I made a commitment that I was going to make this happen and started planning for the long game. I worked extra jobs and saved enough money, and away I went in my junior year for a semester. In six short months, I grew up in more ways imaginable: immersing myself in a new culture, studying subjects that were so different and interesting, and making new friends, but the best part of it all was my Australian parents. Ron and Marilyn are two of the brightest lights on our planet. Both college professors with brains for days, but their hearts are even bigger. They were the “cool house” where all of us misplaced US exchange kids could sleep it off after the pub crawls, write (yes, by hand) last-minute papers due, or even rent a van and go borrow their house by the water at Airey’s Inlet. (I am not sure they were using their rational minds with that decision…) Ron would often be singing show tunes around the house, and Marilyn would encourage me to try cooking “anything American,” which was usually a disaster, but they were too nice to say so. We would be taken out to local restaurants to try new foods and encouraged to explore all of the nature and ecosystems around us. They included us to learn more about their love for their country – Aussie rules footie, Aboriginal art, birds, and plants and animals. However, the greatest gift by far of the entire study abroad experience was bringing these two inspirational people into my life.
While we have kept in touch over the years, I had not seen them in 9 years since when I took my daughters there when they were teenagers. At the start of this year, something again was pulling on my heart to make the trip to see them. Since one of my closest friends was also on this exchange program, and we now live 15 minutes apart, I was able to convince her to join me for a bit of a “reunion tour.” We also had the pleasure of staying with another host parent couple in Melbourne who took us on incredible adventures with birding, wine tasting, and visiting the Australian animals in their natural habitats. We revisited Tasmania and Sydney and then spent almost a week with Ron and Marilyn. Their company fills my heart cup in such a unique and memorable way. They inspire me by just being themselves more than they will ever know. And while all of the sites and experiences were beyond amazing, the most fulfilling moments for me were just being in their presence. Being with the people who add meaning to your life just by being themselves.

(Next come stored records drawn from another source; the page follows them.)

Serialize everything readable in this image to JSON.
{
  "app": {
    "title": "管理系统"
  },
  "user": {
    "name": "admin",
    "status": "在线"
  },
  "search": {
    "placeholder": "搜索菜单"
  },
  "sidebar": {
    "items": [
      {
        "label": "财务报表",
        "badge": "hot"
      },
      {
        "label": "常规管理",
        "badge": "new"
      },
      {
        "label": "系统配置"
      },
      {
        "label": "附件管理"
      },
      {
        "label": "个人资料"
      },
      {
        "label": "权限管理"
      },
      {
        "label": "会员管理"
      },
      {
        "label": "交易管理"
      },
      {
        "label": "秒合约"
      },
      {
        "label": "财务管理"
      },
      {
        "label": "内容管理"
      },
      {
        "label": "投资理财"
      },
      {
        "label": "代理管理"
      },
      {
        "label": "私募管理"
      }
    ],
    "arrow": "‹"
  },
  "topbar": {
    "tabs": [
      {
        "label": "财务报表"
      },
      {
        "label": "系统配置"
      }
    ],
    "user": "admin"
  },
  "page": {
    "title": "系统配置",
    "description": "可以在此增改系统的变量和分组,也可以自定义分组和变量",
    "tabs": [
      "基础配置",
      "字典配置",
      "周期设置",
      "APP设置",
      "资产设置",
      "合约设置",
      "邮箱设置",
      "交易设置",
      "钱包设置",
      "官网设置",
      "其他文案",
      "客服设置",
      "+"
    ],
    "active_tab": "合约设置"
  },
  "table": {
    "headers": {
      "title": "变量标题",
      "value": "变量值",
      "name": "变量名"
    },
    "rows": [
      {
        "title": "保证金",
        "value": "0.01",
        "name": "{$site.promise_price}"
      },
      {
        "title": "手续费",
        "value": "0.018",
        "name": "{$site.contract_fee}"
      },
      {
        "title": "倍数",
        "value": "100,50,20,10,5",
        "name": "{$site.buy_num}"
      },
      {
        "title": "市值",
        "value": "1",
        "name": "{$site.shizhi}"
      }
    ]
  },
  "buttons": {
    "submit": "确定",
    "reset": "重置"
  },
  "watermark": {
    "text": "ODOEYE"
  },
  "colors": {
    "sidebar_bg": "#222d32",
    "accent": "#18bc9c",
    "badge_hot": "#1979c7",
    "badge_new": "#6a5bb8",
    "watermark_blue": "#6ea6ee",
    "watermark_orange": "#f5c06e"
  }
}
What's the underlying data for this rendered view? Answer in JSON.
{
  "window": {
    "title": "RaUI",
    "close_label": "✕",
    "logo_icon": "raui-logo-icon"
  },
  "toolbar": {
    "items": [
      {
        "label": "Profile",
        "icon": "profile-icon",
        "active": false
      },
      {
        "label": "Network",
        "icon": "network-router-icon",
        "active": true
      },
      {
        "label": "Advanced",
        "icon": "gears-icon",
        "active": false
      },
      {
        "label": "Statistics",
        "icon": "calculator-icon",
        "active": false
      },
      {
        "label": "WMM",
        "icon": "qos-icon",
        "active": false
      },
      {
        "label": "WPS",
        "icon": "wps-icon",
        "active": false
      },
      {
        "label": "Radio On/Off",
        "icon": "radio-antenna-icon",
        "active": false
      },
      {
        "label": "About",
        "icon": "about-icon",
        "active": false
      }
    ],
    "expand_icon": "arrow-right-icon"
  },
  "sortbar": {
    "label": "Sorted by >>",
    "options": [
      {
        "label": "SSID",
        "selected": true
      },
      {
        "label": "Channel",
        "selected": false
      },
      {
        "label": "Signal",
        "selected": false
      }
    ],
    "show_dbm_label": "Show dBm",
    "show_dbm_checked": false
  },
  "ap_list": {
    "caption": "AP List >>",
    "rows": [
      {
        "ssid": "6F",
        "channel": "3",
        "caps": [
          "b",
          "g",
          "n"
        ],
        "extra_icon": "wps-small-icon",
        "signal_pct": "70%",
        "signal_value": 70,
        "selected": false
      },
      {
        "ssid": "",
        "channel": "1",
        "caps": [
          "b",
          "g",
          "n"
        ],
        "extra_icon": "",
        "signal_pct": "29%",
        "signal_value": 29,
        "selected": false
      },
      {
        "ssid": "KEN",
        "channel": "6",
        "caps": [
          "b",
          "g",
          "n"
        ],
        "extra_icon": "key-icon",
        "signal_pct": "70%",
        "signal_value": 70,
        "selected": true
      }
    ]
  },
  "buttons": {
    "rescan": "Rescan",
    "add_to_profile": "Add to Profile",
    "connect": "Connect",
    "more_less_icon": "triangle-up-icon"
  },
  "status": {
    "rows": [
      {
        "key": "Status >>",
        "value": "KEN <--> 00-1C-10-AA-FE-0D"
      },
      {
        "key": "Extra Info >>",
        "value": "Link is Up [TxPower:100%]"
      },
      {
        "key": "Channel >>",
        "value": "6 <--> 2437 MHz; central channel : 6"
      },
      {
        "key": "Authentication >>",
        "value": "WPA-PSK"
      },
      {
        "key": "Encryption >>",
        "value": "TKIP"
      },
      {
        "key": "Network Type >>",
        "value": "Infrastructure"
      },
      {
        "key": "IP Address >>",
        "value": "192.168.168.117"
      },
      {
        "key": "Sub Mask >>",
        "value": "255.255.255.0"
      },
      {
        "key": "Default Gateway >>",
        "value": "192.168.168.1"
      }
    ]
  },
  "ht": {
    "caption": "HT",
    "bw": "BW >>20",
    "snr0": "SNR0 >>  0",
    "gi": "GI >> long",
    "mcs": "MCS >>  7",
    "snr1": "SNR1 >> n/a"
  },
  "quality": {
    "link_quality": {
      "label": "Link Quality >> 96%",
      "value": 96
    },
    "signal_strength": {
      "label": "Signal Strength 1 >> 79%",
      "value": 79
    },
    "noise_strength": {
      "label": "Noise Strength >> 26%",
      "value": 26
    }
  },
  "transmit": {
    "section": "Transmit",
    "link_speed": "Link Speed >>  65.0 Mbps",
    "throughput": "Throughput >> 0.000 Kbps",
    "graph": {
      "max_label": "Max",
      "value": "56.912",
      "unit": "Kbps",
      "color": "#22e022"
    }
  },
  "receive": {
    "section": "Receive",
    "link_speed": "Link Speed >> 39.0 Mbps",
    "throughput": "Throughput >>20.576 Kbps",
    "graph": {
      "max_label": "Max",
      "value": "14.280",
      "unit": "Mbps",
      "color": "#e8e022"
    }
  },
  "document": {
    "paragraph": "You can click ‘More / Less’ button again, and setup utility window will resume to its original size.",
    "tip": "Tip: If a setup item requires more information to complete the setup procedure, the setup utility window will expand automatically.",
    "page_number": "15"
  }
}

Who in your life (past or present) do you feel this way about? What experiences are calling you when you get still enough to listen? Where do you need to go to follow your intuition and heart’s knowing to feed your soul? We only have one magical, mysterious life to live…do what matters, and don’t wait. And most importantly – hold on closely to the ones that do matter, even if they are on the other side of the world.